Given the unreliable narrator trend, it's hard to really give readers something new. Sometimes I Lie totally hit the mark. Amber is in a coma when the book opens, but she can hear. The story is told in 3 timelines, before the accident, what Amber can hear, and excerpts from a diary when she was a kid. I had to work very hard to untangle myself from the story when it was over, because the end was brilliant.
Long has Kelly Barnhill impressed me with her amazing middle grade novels (winning the Newbery last year). Her wonderful use of language and stunning imagery make her such a delight to read. The way she places each word and emphasis to get every last nuance out of the sentence never ceases to astound. Each of these short stories in this adult collection will surprise and leave the reader breathless.
Meg Howrey takes 3 astronauts, puts them in isolation and shows us remarkable observations into love and life in her new book, The Wanderers. Told from the view points of the astronauts and the people they leave behind, the reader is encouraged to look beyond roles we play and determine what is real and what is a façade. And in the end does it matter? I will be thinking about this book for a long time.

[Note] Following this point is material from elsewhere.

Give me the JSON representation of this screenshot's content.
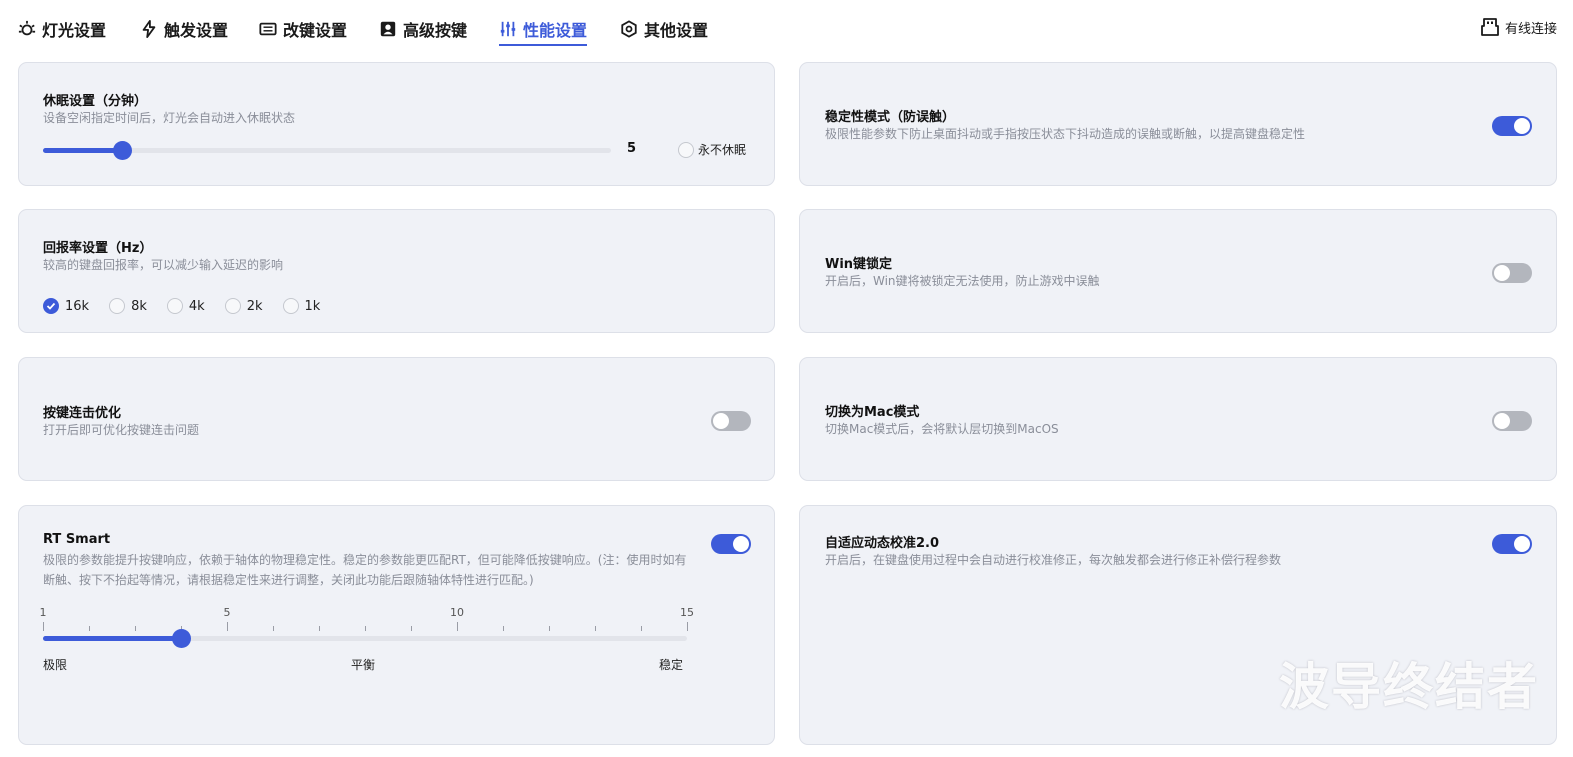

This was my first Colin Cotterill novel, and it will NOT be my last! I have fallen in love with Dr. Siri, Madame Daeng and the rest of the crew. The intertwining mysteries involving various forms of Buddhism can only have happened in Communist Lao, a country as wacky and interesting as the characters themselves. If you like fun, insightful and foreign mysteries, I encourage you to give Colin Cotterill a try!